Would you write out the entries below, every one of them, exactly?

■ RECORDS SHOWN:
━━━━━━━━━━

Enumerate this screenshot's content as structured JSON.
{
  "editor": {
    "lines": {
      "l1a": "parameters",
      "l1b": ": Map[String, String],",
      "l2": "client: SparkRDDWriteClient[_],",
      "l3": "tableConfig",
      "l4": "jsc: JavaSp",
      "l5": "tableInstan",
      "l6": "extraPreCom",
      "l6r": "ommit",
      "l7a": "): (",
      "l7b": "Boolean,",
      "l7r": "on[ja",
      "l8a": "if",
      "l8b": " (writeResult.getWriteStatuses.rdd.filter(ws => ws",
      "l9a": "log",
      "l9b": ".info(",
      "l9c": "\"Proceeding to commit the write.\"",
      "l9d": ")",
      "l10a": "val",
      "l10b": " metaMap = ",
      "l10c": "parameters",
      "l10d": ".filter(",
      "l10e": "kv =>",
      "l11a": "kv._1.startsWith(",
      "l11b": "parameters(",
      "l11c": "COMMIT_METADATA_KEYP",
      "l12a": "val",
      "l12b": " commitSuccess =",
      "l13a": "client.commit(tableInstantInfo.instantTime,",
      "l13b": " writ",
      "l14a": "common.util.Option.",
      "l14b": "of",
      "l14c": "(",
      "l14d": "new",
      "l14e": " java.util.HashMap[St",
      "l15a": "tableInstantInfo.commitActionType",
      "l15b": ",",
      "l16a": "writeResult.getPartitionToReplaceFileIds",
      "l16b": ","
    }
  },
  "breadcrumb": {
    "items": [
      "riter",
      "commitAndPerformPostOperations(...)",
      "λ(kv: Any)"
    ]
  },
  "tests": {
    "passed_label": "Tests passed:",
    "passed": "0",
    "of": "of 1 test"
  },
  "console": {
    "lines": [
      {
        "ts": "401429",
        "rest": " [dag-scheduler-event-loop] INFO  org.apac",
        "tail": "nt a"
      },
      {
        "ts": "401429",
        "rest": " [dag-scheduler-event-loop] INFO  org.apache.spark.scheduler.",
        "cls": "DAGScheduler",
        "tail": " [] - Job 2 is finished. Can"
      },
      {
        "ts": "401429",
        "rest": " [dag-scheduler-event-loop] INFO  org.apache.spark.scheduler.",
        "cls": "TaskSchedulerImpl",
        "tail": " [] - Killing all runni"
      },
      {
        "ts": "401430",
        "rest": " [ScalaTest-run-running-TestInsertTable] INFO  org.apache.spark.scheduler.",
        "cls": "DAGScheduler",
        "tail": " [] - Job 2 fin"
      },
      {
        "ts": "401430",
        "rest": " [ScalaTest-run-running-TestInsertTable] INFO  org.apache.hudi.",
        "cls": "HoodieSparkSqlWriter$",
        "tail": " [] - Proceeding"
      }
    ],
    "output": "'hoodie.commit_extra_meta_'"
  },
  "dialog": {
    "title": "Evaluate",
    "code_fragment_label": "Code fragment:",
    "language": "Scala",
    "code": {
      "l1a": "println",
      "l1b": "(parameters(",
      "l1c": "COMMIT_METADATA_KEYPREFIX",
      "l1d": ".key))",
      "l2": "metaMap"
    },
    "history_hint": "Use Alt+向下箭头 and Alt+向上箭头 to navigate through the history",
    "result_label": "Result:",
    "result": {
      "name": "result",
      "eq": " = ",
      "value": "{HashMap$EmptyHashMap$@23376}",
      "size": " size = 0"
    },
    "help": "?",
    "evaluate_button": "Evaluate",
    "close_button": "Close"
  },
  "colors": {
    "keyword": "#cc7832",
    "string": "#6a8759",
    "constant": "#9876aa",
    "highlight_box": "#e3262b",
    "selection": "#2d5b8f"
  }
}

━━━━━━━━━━

■ EXERCISE RESULT:
Enumerate this screenshot's content as structured JSON.
{
  "editor": {
    "lines": {
      "l1a": "parameters",
      "l1b": ": Map[String, String],",
      "l2": "client: SparkRDDWriteClient[_],",
      "l3": "tableConfig",
      "l4": "jsc: JavaSp",
      "l5": "tableInstan",
      "l6": "extraPreCom",
      "l6r": "ommit",
      "l7a": "): (",
      "l7b": "Boolean,",
      "l7r": "on[ja",
      "l8a": "if",
      "l8b": " (writeResult.getWriteStatuses.rdd.filter(ws => ws",
      "l9a": "log",
      "l9b": ".info(",
      "l9c": "\"Proceeding to commit the write.\"",
      "l9d": ")",
      "l10a": "val",
      "l10b": " metaMap = ",
      "l10c": "parameters",
      "l10d": ".filter(",
      "l10e": "kv =>",
      "l11a": "kv._1.startsWith(",
      "l11b": "parameters(",
      "l11c": "COMMIT_METADATA_KEYP",
      "l12a": "val",
      "l12b": " commitSuccess =",
      "l13a": "client.commit(tableInstantInfo.instantTime,",
      "l13b": " writ",
      "l14a": "common.util.Option.",
      "l14b": "of",
      "l14c": "(",
      "l14d": "new",
      "l14e": " java.util.HashMap[St",
      "l15a": "tableInstantInfo.commitActionType",
      "l15b": ",",
      "l16a": "writeResult.getPartitionToReplaceFileIds",
      "l16b": ","
    }
  },
  "breadcrumb": {
    "items": [
      "riter",
      "commitAndPerformPostOperations(...)",
      "λ(kv: Any)"
    ]
  },
  "tests": {
    "passed_label": "Tests passed:",
    "passed": "0",
    "of": "of 1 test"
  },
  "console": {
    "lines": [
      {
        "ts": "401429",
        "rest": " [dag-scheduler-event-loop] INFO  org.apac",
        "tail": "nt a"
      },
      {
        "ts": "401429",
        "rest": " [dag-scheduler-event-loop] INFO  org.apache.spark.scheduler.",
        "cls": "DAGScheduler",
        "tail": " [] - Job 2 is finished. Can"
      },
      {
        "ts": "401429",
        "rest": " [dag-scheduler-event-loop] INFO  org.apache.spark.scheduler.",
        "cls": "TaskSchedulerImpl",
        "tail": " [] - Killing all runni"
      },
      {
        "ts": "401430",
        "rest": " [ScalaTest-run-running-TestInsertTable] INFO  org.apache.spark.scheduler.",
        "cls": "DAGScheduler",
        "tail": " [] - Job 2 fin"
      },
      {
        "ts": "401430",
        "rest": " [ScalaTest-run-running-TestInsertTable] INFO  org.apache.hudi.",
        "cls": "HoodieSparkSqlWriter$",
        "tail": " [] - Proceeding"
      }
    ],
    "output": "'hoodie.commit_extra_meta_'"
  },
  "dialog": {
    "title": "Evaluate",
    "code_fragment_label": "Code fragment:",
    "language": "Scala",
    "code": {
      "l1a": "println",
      "l1b": "(parameters(",
      "l1c": "COMMIT_METADATA_KEYPREFIX",
      "l1d": ".key))",
      "l2": "metaMap"
    },
    "history_hint": "Use Alt+向下箭头 and Alt+向上箭头 to navigate through the history",
    "result_label": "Result:",
    "result": {
      "name": "result",
      "eq": " = ",
      "value": "{HashMap$EmptyHashMap$@23376}",
      "size": " size = 0"
    },
    "help": "?",
    "evaluate_button": "Evaluate",
    "close_button": "Close"
  },
  "colors": {
    "keyword": "#cc7832",
    "string": "#6a8759",
    "constant": "#9876aa",
    "highlight_box": "#e3262b",
    "selection": "#2d5b8f"
  }
}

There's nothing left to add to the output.